This is Bolognini’s first visit to the United States, and she said her favorite part of Lake Havasu, in particular, is that it never gets cold. In the final homestretch of her exchange term, she said that she is not homesick but home-stoked to see her friends and family as they prepare for her return.
She said she hopes to return to Italy with the mindset of “getting stuff done” and “getting her life together.” Very typical of most seniors leaving high school into the jungles of the real world.
Asian exchange student Krittaporn Pituckumpol hails from Thailand. Pituckumpol’s travel was the longest of all the students as she flew from Thailand with stops in Japan and New York before her final flight into Las Vegas. She came to Lake Havasu through the Education First (EF) High School Exchange Year program. Being from the vast city of Bangkok, the lack of streetlights in Lake Havasu was a detail she found interesting.
Her host family is The Van der Riets. She also found herself to be more food sick than home sick.
“The Thai restaurants here are not real Thai food. We have american restaurants but they are different.”
When it comes to teenagers in the United States versus Thailand, American students she found to be more independent in their ways.
The fourth exchange student for the 2017-2018 school year was Brazilian, Carolina Clemente. Clemente was also a Rotary Exchange Program member and stayed with the Hernandez, the Colvak and the Lopez families. Unlike her fellow exchange students, this is Clemente’s second time visiting the United States and she appreciates the variety of options the United States brings; particularly in grocery stores.
One of the major differences she found in American teens is the lack of fashion trends that are followed.
Her favorite part of Lake Havasu – the stunning sunsets.
“They are the prettiest thing I have ever seen.”
When she returns to Brazil, she will take her newfound knowledge on sewing (thanks to instructor Ms. Niskanen) and a better understanding on how to be independent.
Though each foreign exchange student came from a different culture and walk-of-life, they each agreed on some key differences in the American education culture.
In each of their countries, the student cohorts are formed based on age, grade, or education pathway. These cohorts stay in the same classroom and the teachers rotate as opposed to the rotating classroom visits of the average American student.
Another trait that is unique to the American teenager is the amount of responsibility and freedom they each hold. In other countries, the minimum driving age is 18 rather than the U.S.’s 16 legal driving age. They also stated that studying is more time extensive in their home countries and most students do not have part-time or full-time jobs outside of the classroom.
Each student will return to their home country at the end of the semester.
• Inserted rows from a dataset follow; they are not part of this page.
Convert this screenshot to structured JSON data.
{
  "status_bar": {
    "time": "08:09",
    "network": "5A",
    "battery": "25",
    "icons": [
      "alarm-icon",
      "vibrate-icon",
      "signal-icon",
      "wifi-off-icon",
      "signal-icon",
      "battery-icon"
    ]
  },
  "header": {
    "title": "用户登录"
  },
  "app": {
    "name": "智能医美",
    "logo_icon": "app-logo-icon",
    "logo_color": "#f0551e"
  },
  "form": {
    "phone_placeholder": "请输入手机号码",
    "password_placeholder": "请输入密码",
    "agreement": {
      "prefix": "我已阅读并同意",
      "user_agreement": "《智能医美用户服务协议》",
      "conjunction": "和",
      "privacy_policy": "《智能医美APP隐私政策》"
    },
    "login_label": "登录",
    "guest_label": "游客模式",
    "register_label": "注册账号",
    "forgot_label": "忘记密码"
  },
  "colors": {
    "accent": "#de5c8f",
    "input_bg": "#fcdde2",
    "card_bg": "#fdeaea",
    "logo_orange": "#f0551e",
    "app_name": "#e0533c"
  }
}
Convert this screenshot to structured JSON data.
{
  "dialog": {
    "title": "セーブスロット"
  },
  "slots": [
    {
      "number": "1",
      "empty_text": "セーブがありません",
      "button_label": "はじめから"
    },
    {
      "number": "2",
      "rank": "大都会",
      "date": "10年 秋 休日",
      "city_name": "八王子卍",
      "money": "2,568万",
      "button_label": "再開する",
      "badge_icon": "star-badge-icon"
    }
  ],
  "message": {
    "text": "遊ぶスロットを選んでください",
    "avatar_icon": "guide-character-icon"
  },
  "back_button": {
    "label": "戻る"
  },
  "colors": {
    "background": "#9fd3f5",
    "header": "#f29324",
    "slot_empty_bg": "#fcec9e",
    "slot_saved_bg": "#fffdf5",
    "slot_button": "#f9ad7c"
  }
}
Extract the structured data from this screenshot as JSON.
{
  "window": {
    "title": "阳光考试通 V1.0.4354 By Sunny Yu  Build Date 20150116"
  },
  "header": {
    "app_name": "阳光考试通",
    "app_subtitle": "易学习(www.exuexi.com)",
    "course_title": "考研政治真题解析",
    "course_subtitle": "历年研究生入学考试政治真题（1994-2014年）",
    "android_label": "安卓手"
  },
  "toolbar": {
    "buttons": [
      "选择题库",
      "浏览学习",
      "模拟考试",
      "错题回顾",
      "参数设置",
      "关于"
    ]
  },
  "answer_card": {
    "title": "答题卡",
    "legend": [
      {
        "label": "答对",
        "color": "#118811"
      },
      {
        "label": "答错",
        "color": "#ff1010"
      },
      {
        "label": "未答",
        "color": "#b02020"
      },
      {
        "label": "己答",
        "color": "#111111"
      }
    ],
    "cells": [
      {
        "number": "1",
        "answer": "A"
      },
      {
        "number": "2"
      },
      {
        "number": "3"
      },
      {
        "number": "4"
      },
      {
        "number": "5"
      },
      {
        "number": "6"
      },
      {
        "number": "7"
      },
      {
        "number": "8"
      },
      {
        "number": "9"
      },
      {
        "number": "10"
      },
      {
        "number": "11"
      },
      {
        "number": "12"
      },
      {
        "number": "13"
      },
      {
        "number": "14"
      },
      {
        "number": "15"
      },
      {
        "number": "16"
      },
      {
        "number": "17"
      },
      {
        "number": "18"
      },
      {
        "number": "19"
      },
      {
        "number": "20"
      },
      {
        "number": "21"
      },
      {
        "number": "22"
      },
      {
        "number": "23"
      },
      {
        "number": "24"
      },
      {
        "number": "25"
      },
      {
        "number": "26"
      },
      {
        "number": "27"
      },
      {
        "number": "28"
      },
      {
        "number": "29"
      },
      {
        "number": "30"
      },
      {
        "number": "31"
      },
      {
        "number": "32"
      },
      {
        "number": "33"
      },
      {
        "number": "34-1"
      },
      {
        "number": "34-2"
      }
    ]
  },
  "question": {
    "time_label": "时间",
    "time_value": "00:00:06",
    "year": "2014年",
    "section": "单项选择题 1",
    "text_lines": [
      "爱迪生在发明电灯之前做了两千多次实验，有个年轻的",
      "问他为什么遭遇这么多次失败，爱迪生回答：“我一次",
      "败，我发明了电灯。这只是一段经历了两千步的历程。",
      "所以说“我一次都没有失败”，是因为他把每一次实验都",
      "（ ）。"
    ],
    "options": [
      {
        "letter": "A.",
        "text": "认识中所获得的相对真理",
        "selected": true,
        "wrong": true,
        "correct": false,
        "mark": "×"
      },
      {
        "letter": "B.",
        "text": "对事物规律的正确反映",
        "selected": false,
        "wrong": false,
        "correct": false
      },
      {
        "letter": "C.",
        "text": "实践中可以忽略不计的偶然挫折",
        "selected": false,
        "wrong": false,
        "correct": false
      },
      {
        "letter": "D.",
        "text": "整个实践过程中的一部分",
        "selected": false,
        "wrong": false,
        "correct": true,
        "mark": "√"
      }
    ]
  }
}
Though they are leaving Lake Havasu, the memories made and lessons learned, will be taken back and shared to their friends and family.
The fifth student, Martin MBongoum, wasn’t available for the interview.
Foreign exchange is an opportunity for students throughout the world. For more information on local and international exchange programs, visit: